Monday 9th June
Today we travel from Kuşadası to Çanakkale, or as we know it, Gallipoli, stopping off to see two ancient cities en route: Pergamon and Troy.
I don’t have a huge passion for Ancient Greek or Roman culture and only ever learned about some of the stories because I was a drama geek at school. The fact that I’ve taken next to no notes for today is probably pretty telling. One quite useless piece of information that I retained was that Pergomonians used to import Papyrus from Egypt for their writing. When the relationship between the two disintegrated they created parchment. Also, Pergamon is home to the worlds steepest amphitheatre.
I had been warned that Troy was pretty over-rated. But I felt as though it’s something you should say you have done. I’m still very confused about the city and it’s history. Only half of the historians claim that the great battle of Troy happened. However the story was recorded 500 years after the alleged battle? And there was no actual evidence and definitely no giant horse. The boundary between gods and real people was also confusing for me. Zeus and Athena are a myth but Helen and Paris were real? But didn’t a human fall in love with a god or vice versa and that’s why the whole war started? I’m content staying confused about this and resist the need to harass Shaggy with a million (more) questions. What I do learn is that Troy is one of the oldest Ancient Greek cities with its construction date sitting somewhere around 3000 BC. Contributing to its destruction would have been at least one major earthquake, warfare, and the fact that it was excavated by a greedy guy searching for its treasury whom had no knowledge about archaeology. Picture a boisterous toddler searching for his favourite teddy at the bottom of a huge toy basket. Now the city is his messy bedroom. And it’s no wonder people say it is over-rated, especially if they are visiting it after having seen Ephesus, and even Pergamon, where the ruins aren’t as… ruined?

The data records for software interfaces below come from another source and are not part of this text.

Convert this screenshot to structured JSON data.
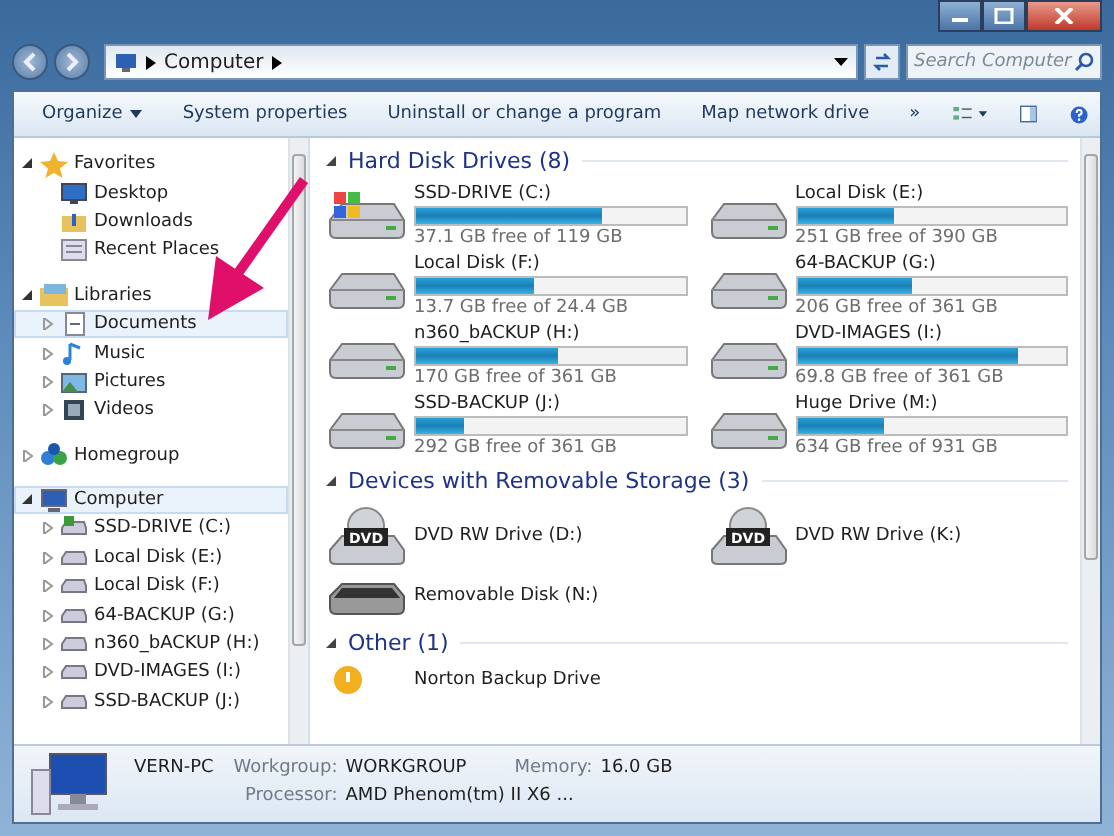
{
  "address": {
    "path": [
      "Computer"
    ]
  },
  "search": {
    "placeholder": "Search Computer"
  },
  "toolbar": {
    "buttons": [
      {
        "label": "Organize",
        "dropdown": true
      },
      {
        "label": "System properties",
        "dropdown": false
      },
      {
        "label": "Uninstall or change a program",
        "dropdown": false
      },
      {
        "label": "Map network drive",
        "dropdown": false
      }
    ],
    "overflow": "»"
  },
  "sidebar": {
    "groups": [
      {
        "label": "Favorites",
        "expanded": true,
        "selected": false,
        "children": [
          {
            "label": "Desktop",
            "expandable": false,
            "selected": false
          },
          {
            "label": "Downloads",
            "expandable": false,
            "selected": false
          },
          {
            "label": "Recent Places",
            "expandable": false,
            "selected": false
          }
        ]
      },
      {
        "label": "Libraries",
        "expanded": true,
        "selected": false,
        "children": [
          {
            "label": "Documents",
            "expandable": true,
            "selected": true
          },
          {
            "label": "Music",
            "expandable": true,
            "selected": false
          },
          {
            "label": "Pictures",
            "expandable": true,
            "selected": false
          },
          {
            "label": "Videos",
            "expandable": true,
            "selected": false
          }
        ]
      },
      {
        "label": "Homegroup",
        "expanded": false,
        "selected": false
      },
      {
        "label": "Computer",
        "expanded": true,
        "selected": true,
        "children": [
          {
            "label": "SSD-DRIVE (C:)",
            "expandable": true,
            "selected": false
          },
          {
            "label": "Local Disk (E:)",
            "expandable": true,
            "selected": false
          },
          {
            "label": "Local Disk (F:)",
            "expandable": true,
            "selected": false
          },
          {
            "label": "64-BACKUP (G:)",
            "expandable": true,
            "selected": false
          },
          {
            "label": "n360_bACKUP (H:)",
            "expandable": true,
            "selected": false
          },
          {
            "label": "DVD-IMAGES (I:)",
            "expandable": true,
            "selected": false
          },
          {
            "label": "SSD-BACKUP (J:)",
            "expandable": true,
            "selected": false
          }
        ]
      }
    ]
  },
  "content": {
    "groups": [
      {
        "title": "Hard Disk Drives (8)",
        "items": [
          {
            "kind": "system-drive",
            "name": "SSD-DRIVE (C:)",
            "level": 0.69,
            "free": "37.1 GB free of 119 GB"
          },
          {
            "kind": "drive",
            "name": "Local Disk (E:)",
            "level": 0.36,
            "free": "251 GB free of 390 GB"
          },
          {
            "kind": "drive",
            "name": "Local Disk (F:)",
            "level": 0.44,
            "free": "13.7 GB free of 24.4 GB"
          },
          {
            "kind": "drive",
            "name": "64-BACKUP (G:)",
            "level": 0.43,
            "free": "206 GB free of 361 GB"
          },
          {
            "kind": "drive",
            "name": "n360_bACKUP (H:)",
            "level": 0.53,
            "free": "170 GB free of 361 GB"
          },
          {
            "kind": "drive",
            "name": "DVD-IMAGES (I:)",
            "level": 0.82,
            "free": "69.8 GB free of 361 GB"
          },
          {
            "kind": "drive",
            "name": "SSD-BACKUP (J:)",
            "level": 0.18,
            "free": "292 GB free of 361 GB"
          },
          {
            "kind": "drive",
            "name": "Huge Drive (M:)",
            "level": 0.32,
            "free": "634 GB free of 931 GB"
          }
        ]
      },
      {
        "title": "Devices with Removable Storage (3)",
        "items": [
          {
            "kind": "dvd",
            "name": "DVD RW Drive (D:)",
            "disc_label": "DVD"
          },
          {
            "kind": "dvd",
            "name": "DVD RW Drive (K:)",
            "disc_label": "DVD"
          },
          {
            "kind": "removable",
            "name": "Removable Disk (N:)"
          }
        ]
      },
      {
        "title": "Other (1)",
        "items": [
          {
            "kind": "other",
            "name": "Norton Backup Drive"
          }
        ]
      }
    ]
  },
  "details": {
    "name": "VERN-PC",
    "fields": [
      {
        "label": "Workgroup:",
        "value": "WORKGROUP"
      },
      {
        "label": "Memory:",
        "value": "16.0 GB"
      },
      {
        "label": "Processor:",
        "value": "AMD Phenom(tm) II X6 ..."
      }
    ]
  }
}
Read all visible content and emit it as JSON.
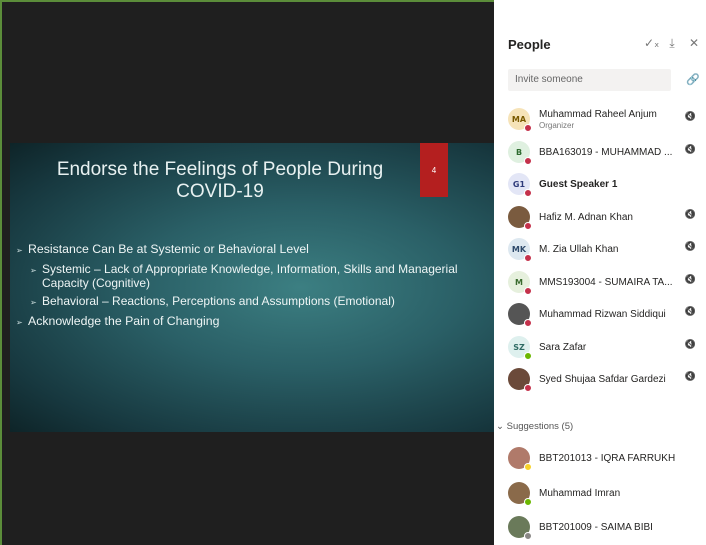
{
  "slide": {
    "title": "Endorse the Feelings of People During COVID-19",
    "number": "4",
    "bullets": [
      {
        "text": "Resistance Can Be at Systemic or Behavioral Level",
        "level": 0
      },
      {
        "text": "Systemic – Lack of Appropriate Knowledge, Information, Skills and Managerial Capacity (Cognitive)",
        "level": 1
      },
      {
        "text": "Behavioral – Reactions, Perceptions and Assumptions (Emotional)",
        "level": 1
      },
      {
        "text": "Acknowledge the Pain of Changing",
        "level": 0
      }
    ]
  },
  "panel": {
    "title": "People",
    "icons": [
      "mute-all-icon",
      "download-icon",
      "close-icon"
    ],
    "invite_placeholder": "Invite someone",
    "suggestions_label": "Suggestions (5)",
    "participants": [
      {
        "initials": "MA",
        "name": "Muhammad Raheel Anjum",
        "role": "Organizer",
        "avatar_bg": "#f6e3b8",
        "avatar_fg": "#7a5a00",
        "status": "#c4314b",
        "muted": true,
        "bold": false
      },
      {
        "initials": "B",
        "name": "BBA163019 - MUHAMMAD ...",
        "role": "",
        "avatar_bg": "#dff0e0",
        "avatar_fg": "#2e6b2f",
        "status": "#c4314b",
        "muted": true,
        "bold": false
      },
      {
        "initials": "G1",
        "name": "Guest Speaker 1",
        "role": "",
        "avatar_bg": "#e3e6f6",
        "avatar_fg": "#2e3a7a",
        "status": "#c4314b",
        "muted": false,
        "bold": true
      },
      {
        "initials": "",
        "name": "Hafiz M. Adnan Khan",
        "role": "",
        "avatar_bg": "#7a5b3f",
        "avatar_fg": "#fff",
        "status": "#c4314b",
        "muted": true,
        "bold": false
      },
      {
        "initials": "MK",
        "name": "M. Zia Ullah Khan",
        "role": "",
        "avatar_bg": "#dde8f0",
        "avatar_fg": "#2e4a6b",
        "status": "#c4314b",
        "muted": true,
        "bold": false
      },
      {
        "initials": "M",
        "name": "MMS193004 - SUMAIRA TA...",
        "role": "",
        "avatar_bg": "#e6f0dd",
        "avatar_fg": "#3a6b2e",
        "status": "#c4314b",
        "muted": true,
        "bold": false
      },
      {
        "initials": "",
        "name": "Muhammad Rizwan Siddiqui",
        "role": "",
        "avatar_bg": "#555",
        "avatar_fg": "#fff",
        "status": "#c4314b",
        "muted": true,
        "bold": false
      },
      {
        "initials": "SZ",
        "name": "Sara Zafar",
        "role": "",
        "avatar_bg": "#def0ee",
        "avatar_fg": "#2e6b64",
        "status": "#6bb700",
        "muted": true,
        "bold": false
      },
      {
        "initials": "",
        "name": "Syed Shujaa Safdar Gardezi",
        "role": "",
        "avatar_bg": "#6b4a3a",
        "avatar_fg": "#fff",
        "status": "#c4314b",
        "muted": true,
        "bold": false
      }
    ],
    "suggestions": [
      {
        "initials": "",
        "name": "BBT201013 - IQRA FARRUKH",
        "avatar_bg": "#b07a6a",
        "status": "#f8d22a"
      },
      {
        "initials": "",
        "name": "Muhammad Imran",
        "avatar_bg": "#8a6a4a",
        "status": "#6bb700"
      },
      {
        "initials": "",
        "name": "BBT201009 - SAIMA BIBI",
        "avatar_bg": "#6a7a5a",
        "status": "#8a8886"
      }
    ]
  }
}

We check into the Grand Anzac in Çanakkale and are let loose to find our own dinner. An embarrassing amount of people head (or in my case run) straight to Maccas.
The McBeefy Alaturka is my choice (because that’s still being cultural right?) and I devour every mouthful. We explore the city for a few hours, impressed with the amount of (I hate to say normal but that’s the easiest way to describe it) normal clothes shops and the humming atmosphere. It is not a conservative city and the people are friendly and I feel relaxed and alive at the same time. I was expecting to see more Kiwis and Australians about but that wasn’t the case. It’s definitely one of my favourite stops. I pick up a jump suit, locally made, with a beautiful red and blue design.
That night my arm doesn’t have to be twisted too hard to convince me to head out and explore the night life, besides I have a new outfit. Our cosmopolitan group of two Aussies, a Kiwi, an Argentinian and two Koreans stick out at the small bar we choose. But unlike in Konya, we feel embraced instead of judged with a number of locals coming to dance with us.
There is a local rock group playing. Can’t understand a word they’re saying but it’s easy listening (and dancing). The only “English” song is an interesting rendition of “Ain’t Nothing but a Houndog” where they have clearly just learnt the key vowel sounds and have no idea what they’re saying. Humorous and very enjoyable none the less. We have only one or two drinks each before calling it a night shortly after midnight, everyone prepared that we have a somber day ahead of us tomorrow and it wouldn’t feel right to be trailing the headstones of brave men with a thumping hangover.